Field inhomogeneities across the selected slice, however, will lead to signal attenuation and thus severely affect the image quality. The use of thin slices (or 3D data acquisition) is, therefore, to be preferred for fMRI. The strength of the stimulation effect will, of course, not be dependent on the slice thickness due to the small range of the BOLD effect (Table 11-02).
Applications. The first experiments performed with fMRI used the well- known paradigm of photic stimulation with an alternating checkerboard pattern or a flicker display. This is known to lead to significant changes in perfusion and thus serves as a test tool for sequence development.
Meanwhile, quite a number of experiments have been performed, which led to new insights in neurocognitive research. Apart from activation in the primary visual cortex, activation of associated areas was demonstrated using a number of paradigms to test cognitive processing of motion, texture, color, object recognition, sound, memory, and others (Figure 11-14). Various paradigms using motor activation have been successfully examined. Numerous groups have investigated language processing using a number of well established paradigms. In addition to activation of the cerebral cortex, the involvement of the cerebellum in learning tasks has been demonstrated. Subcortical activation has been found, for example, in the nucleus geniculatus (upon visual stimulation).
Nomenclature. In some articles on fMRI, NMR/MRI terms are used wrongly or confusingly, for instance T2* for apparent T2 (T2app), and T1* (a term which is not appropriate because T1 is not affected by susceptibility effects) for an apparent T1 (T1app or T1influx).
Critical remarks. Unfortunately, BOLD imaging at common (high and ultrahigh) fields strengths for investigative fMRI, such as 1.5 or 3.0 T, has a very low sensitivity and signal-to-noise ratio. The signal changes related to cerebral activation are close to the noise level and therefore numerous signal processing techniques are used to overcome it. More so, T2* to estimate blood oxygen saturation is only one singled-out factor; oxygen supply and saturation are dependent on several additional and independent parameters, among them lung and heart function, vessel size, and hematocrit. At the present stage this means that some groups look again – after the first description in 1990 by Belliveau et coll. [⇒ Belliveau] – into exogenous agents , e.g., manganese, to highlight hemodynamic changes in the brain [⇒ Chen, ⇒ Christen, ⇒ Kim and Ogawa, ⇒ Leite].
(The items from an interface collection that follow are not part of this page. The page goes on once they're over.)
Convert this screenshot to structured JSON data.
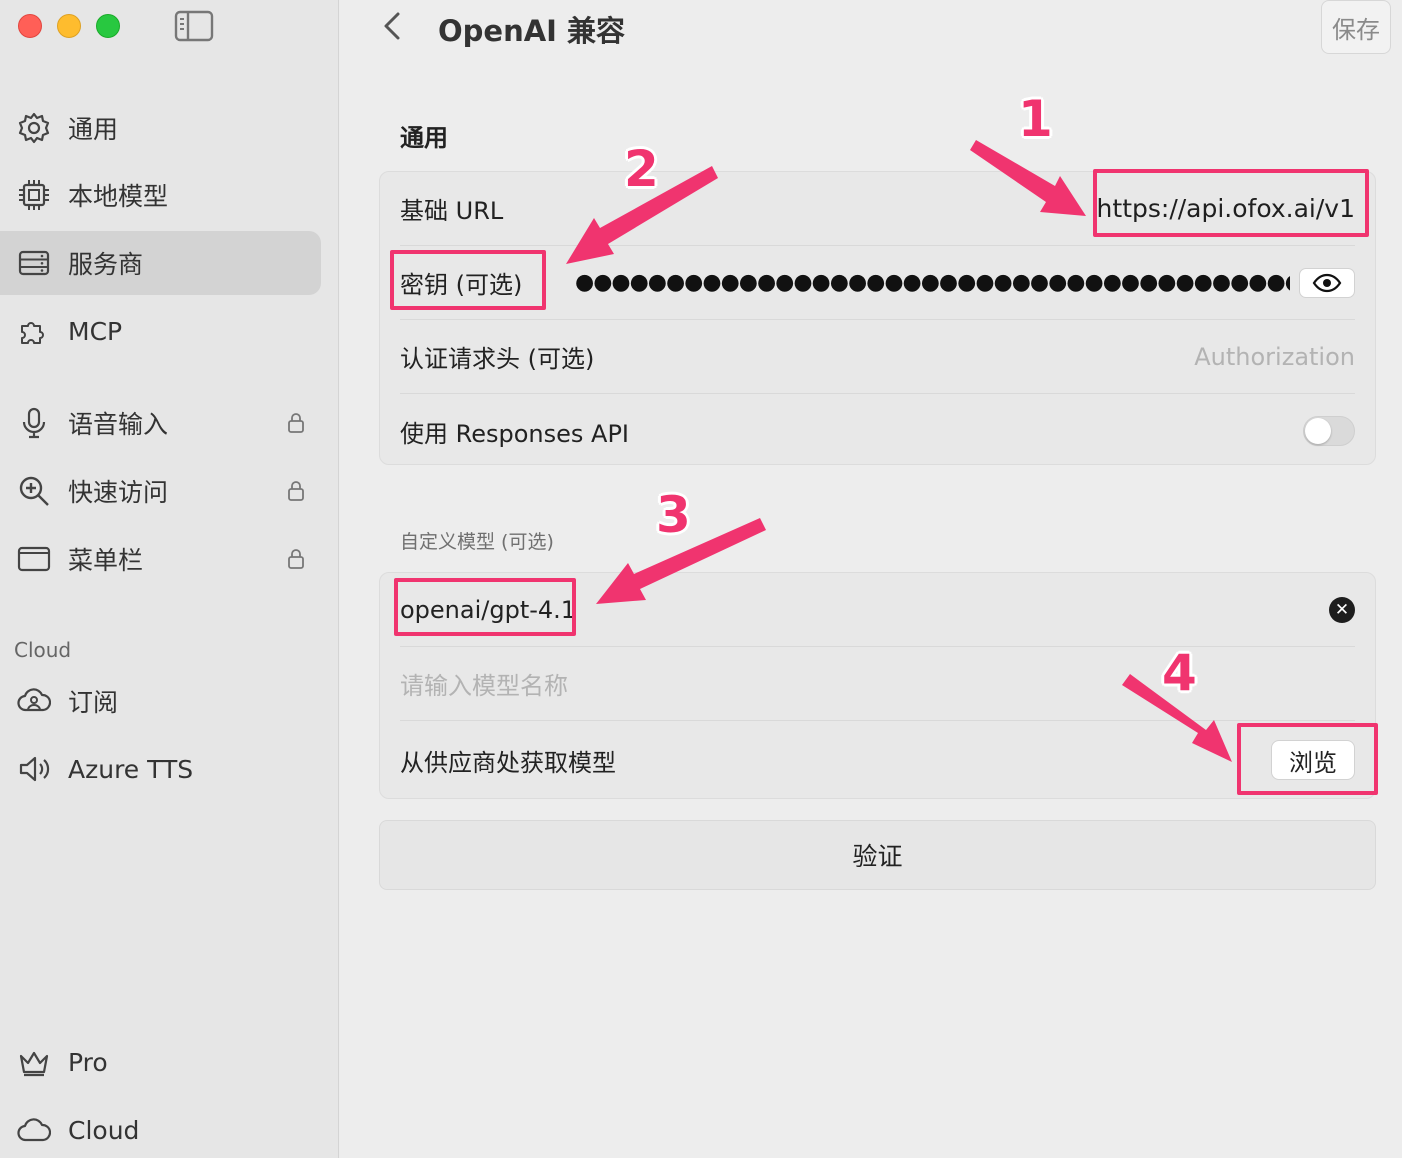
{
  "sidebar": {
    "items": [
      {
        "label": "通用",
        "icon": "gear-icon",
        "locked": false
      },
      {
        "label": "本地模型",
        "icon": "chip-icon",
        "locked": false
      },
      {
        "label": "服务商",
        "icon": "server-icon",
        "locked": false,
        "active": true
      },
      {
        "label": "MCP",
        "icon": "puzzle-icon",
        "locked": false
      },
      {
        "label": "语音输入",
        "icon": "microphone-icon",
        "locked": true
      },
      {
        "label": "快速访问",
        "icon": "zoom-in-icon",
        "locked": true
      },
      {
        "label": "菜单栏",
        "icon": "window-icon",
        "locked": true
      }
    ],
    "cloud_section": "Cloud",
    "cloud_items": [
      {
        "label": "订阅",
        "icon": "cloud-user-icon"
      },
      {
        "label": "Azure TTS",
        "icon": "speaker-icon"
      }
    ],
    "bottom_items": [
      {
        "label": "Pro",
        "icon": "crown-icon"
      },
      {
        "label": "Cloud",
        "icon": "cloud-icon"
      }
    ]
  },
  "header": {
    "title": "OpenAI 兼容",
    "save_label": "保存"
  },
  "general": {
    "title": "通用",
    "base_url_label": "基础 URL",
    "base_url_value": "https://api.ofox.ai/v1",
    "key_label": "密钥 (可选)",
    "key_masked": "●●●●●●●●●●●●●●●●●●●●●●●●●●●●●●●●●●●●●●●●●●●●●●●●",
    "auth_label": "认证请求头 (可选)",
    "auth_placeholder": "Authorization",
    "responses_label": "使用 Responses API",
    "responses_enabled": false
  },
  "models": {
    "title": "自定义模型 (可选)",
    "model_value": "openai/gpt-4.1",
    "model_placeholder": "请输入模型名称",
    "fetch_label": "从供应商处获取模型",
    "browse_label": "浏览"
  },
  "verify_label": "验证",
  "annotations": {
    "color": "#f0346f",
    "numbers": [
      "1",
      "2",
      "3",
      "4"
    ]
  }
}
fMRI tickles the imagination of researchers, as well as the laity of all medical and paramedical disciplines including neuroeconomics and neuromarketing, and the population at large because it shows the brain at work and reacting to the environment in beautiful color images.
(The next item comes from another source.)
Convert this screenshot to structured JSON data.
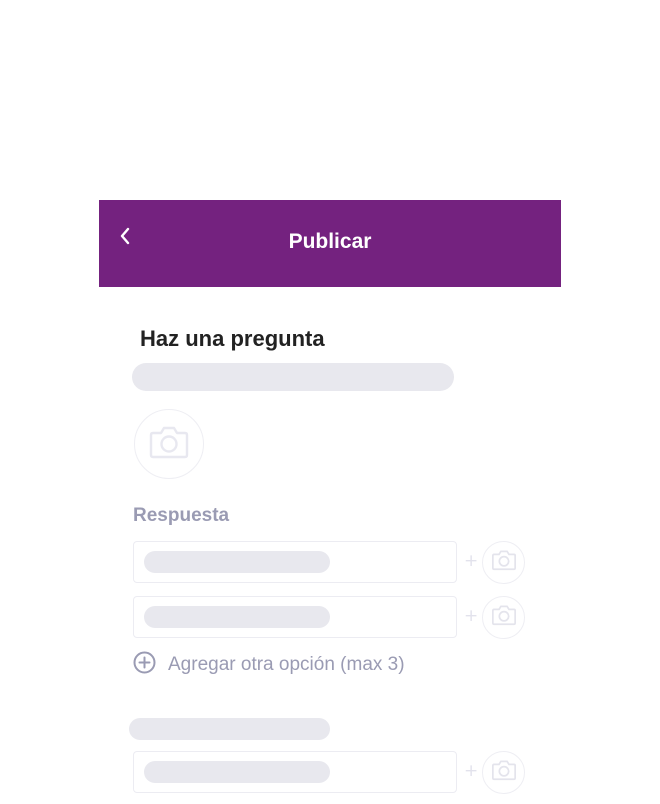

In a very catching paper, Bennett and collaborators show that it is pivotal in fMRI to apply statistics properly and scrupulously because random noise in the EPI time series may yield spurious results if multiple testing is not controlled for [⇒ Bennett]. To date, the results presented in thirty percent of all fMRI papers, most likely even far more, are wrong.
Pitfalls and snags of the technique and of the interpretation of the outcome are copious. The article by Haller and Bartsch might be worthwhile reading [⇒ Haller] – as well as the comments mentioned below. More than 25 years after its first description fMRI remains an immature technique. Among a long list of other things, Ogawa pointed out in a critical review in 2012 [⇒ Kim and Ogawa]:
"Dynamic properties and magnitudes of BOLD functional responses are dependent on many physiological parameters as well as baseline conditions. In patients with neurovascular disorders, the BOLD response could be sluggish, or even decreased relative to baseline. This should not be interpreted simply as a decrease in neural activity, because neurovascular coupling may be hampered. Restingstate fMRI studies are widely performed, but its physiological source needs to be systematically investigated."